[EXERCISE AIM]
Each line of the data must reappear exactly in your answer, with no images included.

[SUPPLIED RECORDS]

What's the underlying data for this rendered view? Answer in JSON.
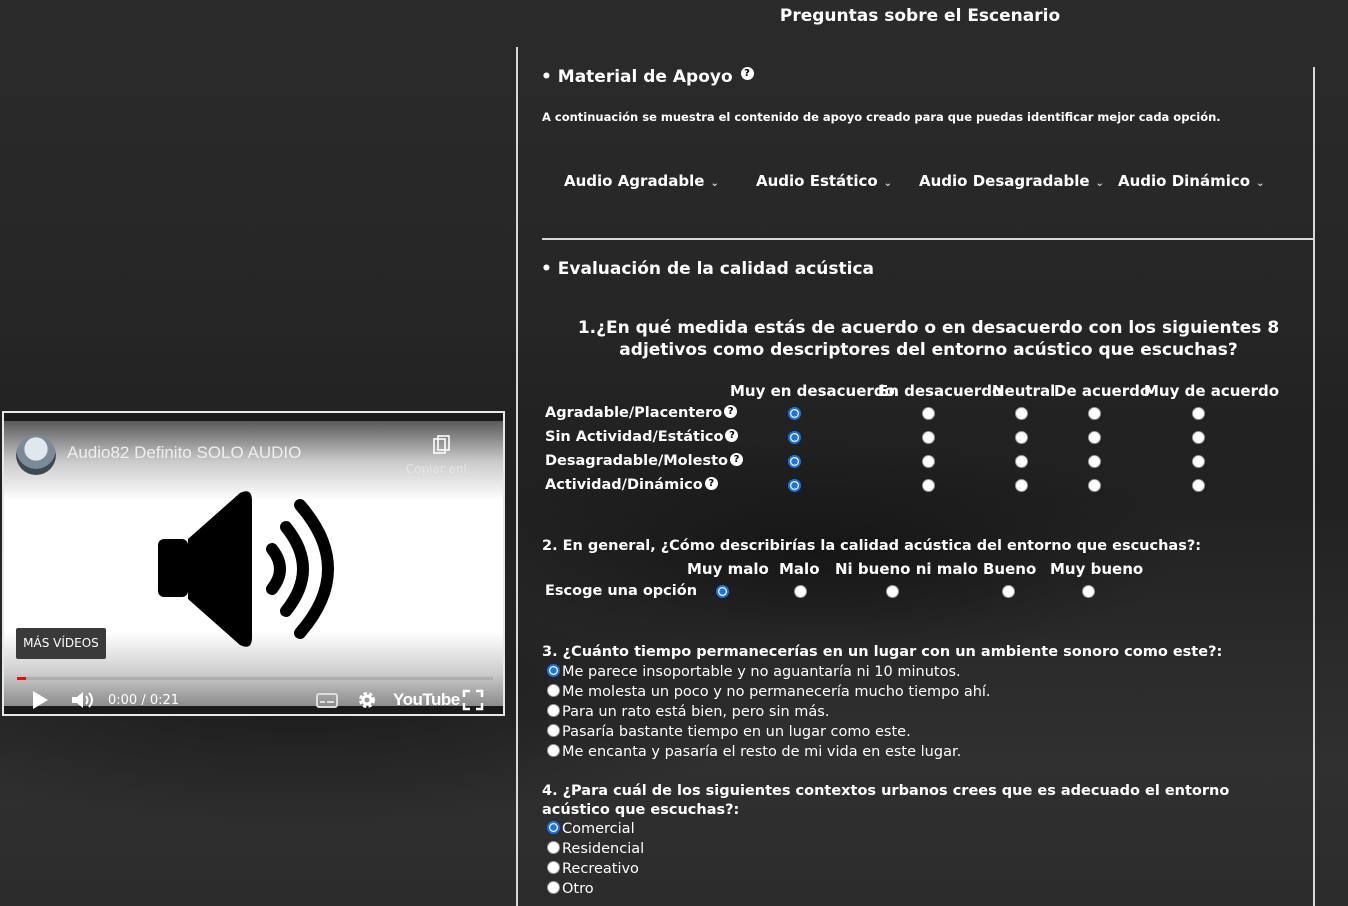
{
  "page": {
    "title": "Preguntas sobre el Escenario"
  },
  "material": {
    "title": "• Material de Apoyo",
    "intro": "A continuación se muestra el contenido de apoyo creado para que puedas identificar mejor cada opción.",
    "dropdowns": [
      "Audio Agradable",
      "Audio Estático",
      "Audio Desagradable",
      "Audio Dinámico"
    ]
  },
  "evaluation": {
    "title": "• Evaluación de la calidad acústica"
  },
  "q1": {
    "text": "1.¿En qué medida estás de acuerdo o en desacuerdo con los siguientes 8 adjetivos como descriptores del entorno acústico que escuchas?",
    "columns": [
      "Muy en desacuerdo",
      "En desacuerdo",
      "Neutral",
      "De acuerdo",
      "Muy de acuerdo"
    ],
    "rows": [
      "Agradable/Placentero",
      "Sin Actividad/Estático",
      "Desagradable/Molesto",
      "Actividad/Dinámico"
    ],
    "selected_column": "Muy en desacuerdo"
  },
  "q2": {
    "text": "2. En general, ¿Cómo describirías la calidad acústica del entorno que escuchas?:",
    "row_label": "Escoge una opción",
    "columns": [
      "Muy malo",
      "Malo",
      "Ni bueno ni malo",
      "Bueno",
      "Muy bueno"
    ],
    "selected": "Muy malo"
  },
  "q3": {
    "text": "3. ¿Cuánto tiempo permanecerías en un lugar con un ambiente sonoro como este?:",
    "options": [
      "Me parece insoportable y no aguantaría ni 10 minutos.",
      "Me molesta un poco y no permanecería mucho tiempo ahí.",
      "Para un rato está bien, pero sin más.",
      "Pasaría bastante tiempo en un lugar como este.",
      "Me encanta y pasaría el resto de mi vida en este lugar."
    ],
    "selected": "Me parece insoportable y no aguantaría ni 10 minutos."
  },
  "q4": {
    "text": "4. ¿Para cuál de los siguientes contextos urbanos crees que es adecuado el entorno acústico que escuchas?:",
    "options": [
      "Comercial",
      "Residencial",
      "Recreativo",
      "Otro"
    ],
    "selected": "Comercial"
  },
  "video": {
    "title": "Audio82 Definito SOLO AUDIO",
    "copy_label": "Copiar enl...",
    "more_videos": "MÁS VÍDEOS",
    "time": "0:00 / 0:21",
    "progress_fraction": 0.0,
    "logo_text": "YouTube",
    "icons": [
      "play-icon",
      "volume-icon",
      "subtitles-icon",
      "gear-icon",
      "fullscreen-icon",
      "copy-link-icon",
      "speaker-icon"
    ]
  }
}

[ANSWER AREA]
What's the underlying data for this rendered view? Answer in JSON.
{
  "page": {
    "title": "Preguntas sobre el Escenario"
  },
  "material": {
    "title": "• Material de Apoyo",
    "intro": "A continuación se muestra el contenido de apoyo creado para que puedas identificar mejor cada opción.",
    "dropdowns": [
      "Audio Agradable",
      "Audio Estático",
      "Audio Desagradable",
      "Audio Dinámico"
    ]
  },
  "evaluation": {
    "title": "• Evaluación de la calidad acústica"
  },
  "q1": {
    "text": "1.¿En qué medida estás de acuerdo o en desacuerdo con los siguientes 8 adjetivos como descriptores del entorno acústico que escuchas?",
    "columns": [
      "Muy en desacuerdo",
      "En desacuerdo",
      "Neutral",
      "De acuerdo",
      "Muy de acuerdo"
    ],
    "rows": [
      "Agradable/Placentero",
      "Sin Actividad/Estático",
      "Desagradable/Molesto",
      "Actividad/Dinámico"
    ],
    "selected_column": "Muy en desacuerdo"
  },
  "q2": {
    "text": "2. En general, ¿Cómo describirías la calidad acústica del entorno que escuchas?:",
    "row_label": "Escoge una opción",
    "columns": [
      "Muy malo",
      "Malo",
      "Ni bueno ni malo",
      "Bueno",
      "Muy bueno"
    ],
    "selected": "Muy malo"
  },
  "q3": {
    "text": "3. ¿Cuánto tiempo permanecerías en un lugar con un ambiente sonoro como este?:",
    "options": [
      "Me parece insoportable y no aguantaría ni 10 minutos.",
      "Me molesta un poco y no permanecería mucho tiempo ahí.",
      "Para un rato está bien, pero sin más.",
      "Pasaría bastante tiempo en un lugar como este.",
      "Me encanta y pasaría el resto de mi vida en este lugar."
    ],
    "selected": "Me parece insoportable y no aguantaría ni 10 minutos."
  },
  "q4": {
    "text": "4. ¿Para cuál de los siguientes contextos urbanos crees que es adecuado el entorno acústico que escuchas?:",
    "options": [
      "Comercial",
      "Residencial",
      "Recreativo",
      "Otro"
    ],
    "selected": "Comercial"
  },
  "video": {
    "title": "Audio82 Definito SOLO AUDIO",
    "copy_label": "Copiar enl...",
    "more_videos": "MÁS VÍDEOS",
    "time": "0:00 / 0:21",
    "progress_fraction": 0.0,
    "logo_text": "YouTube",
    "icons": [
      "play-icon",
      "volume-icon",
      "subtitles-icon",
      "gear-icon",
      "fullscreen-icon",
      "copy-link-icon",
      "speaker-icon"
    ]
  }
}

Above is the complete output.